TASK: Copy out all of the lines below exactly; the pictures do not belong in the copy.

(Website and app data records)

-------

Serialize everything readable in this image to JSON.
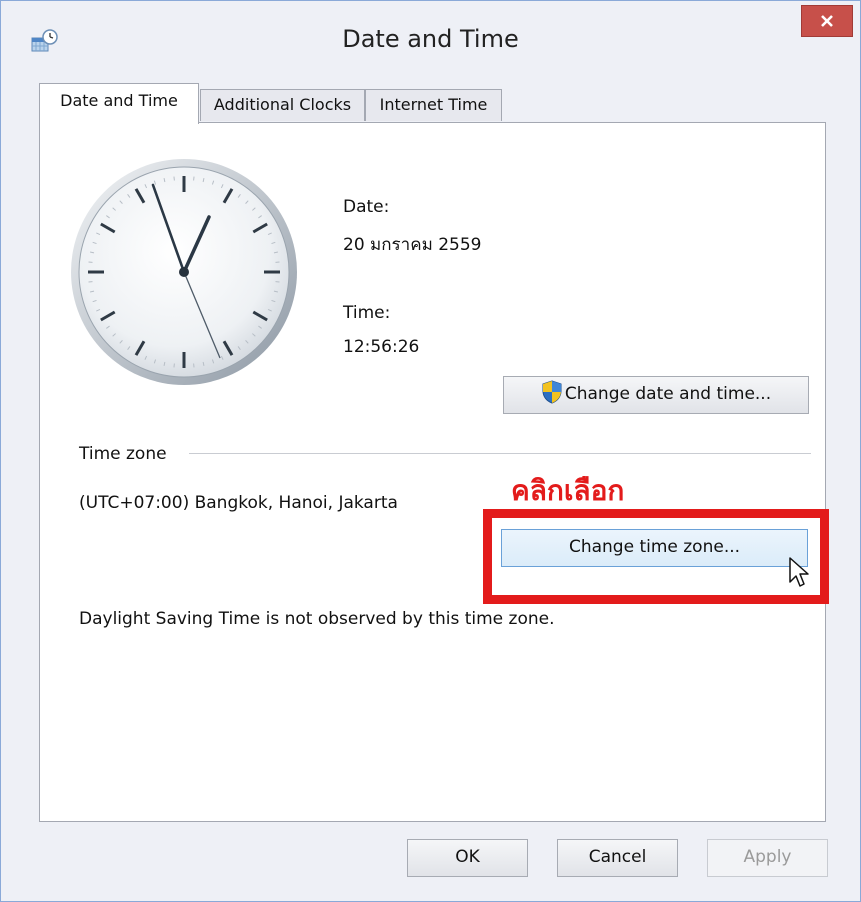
{
  "window": {
    "title": "Date and Time",
    "icon": "date-time-control-panel-icon",
    "close_icon": "close-icon"
  },
  "tabs": [
    {
      "label": "Date and Time",
      "active": true
    },
    {
      "label": "Additional Clocks",
      "active": false
    },
    {
      "label": "Internet Time",
      "active": false
    }
  ],
  "date": {
    "label": "Date:",
    "value": "20 มกราคม 2559"
  },
  "time": {
    "label": "Time:",
    "value": "12:56:26"
  },
  "change_datetime_button": {
    "label": "Change date and time...",
    "icon": "uac-shield-icon"
  },
  "time_zone": {
    "section_label": "Time zone",
    "value": "(UTC+07:00) Bangkok, Hanoi, Jakarta",
    "change_button": "Change time zone...",
    "dst_note": "Daylight Saving Time is not observed by this time zone."
  },
  "annotation": {
    "text": "คลิกเลือก",
    "color": "#e31b1b"
  },
  "footer": {
    "ok": "OK",
    "cancel": "Cancel",
    "apply": "Apply"
  },
  "colors": {
    "window_bg": "#eef0f6",
    "close_button": "#c7504a",
    "focus_blue": "#6aa1d8"
  }
}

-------

SOLUTION FOR THIS PROBLEM:
Serialize everything readable in this image to JSON.
{
  "window": {
    "title": "Date and Time",
    "icon": "date-time-control-panel-icon",
    "close_icon": "close-icon"
  },
  "tabs": [
    {
      "label": "Date and Time",
      "active": true
    },
    {
      "label": "Additional Clocks",
      "active": false
    },
    {
      "label": "Internet Time",
      "active": false
    }
  ],
  "date": {
    "label": "Date:",
    "value": "20 มกราคม 2559"
  },
  "time": {
    "label": "Time:",
    "value": "12:56:26"
  },
  "change_datetime_button": {
    "label": "Change date and time...",
    "icon": "uac-shield-icon"
  },
  "time_zone": {
    "section_label": "Time zone",
    "value": "(UTC+07:00) Bangkok, Hanoi, Jakarta",
    "change_button": "Change time zone...",
    "dst_note": "Daylight Saving Time is not observed by this time zone."
  },
  "annotation": {
    "text": "คลิกเลือก",
    "color": "#e31b1b"
  },
  "footer": {
    "ok": "OK",
    "cancel": "Cancel",
    "apply": "Apply"
  },
  "colors": {
    "window_bg": "#eef0f6",
    "close_button": "#c7504a",
    "focus_blue": "#6aa1d8"
  }
}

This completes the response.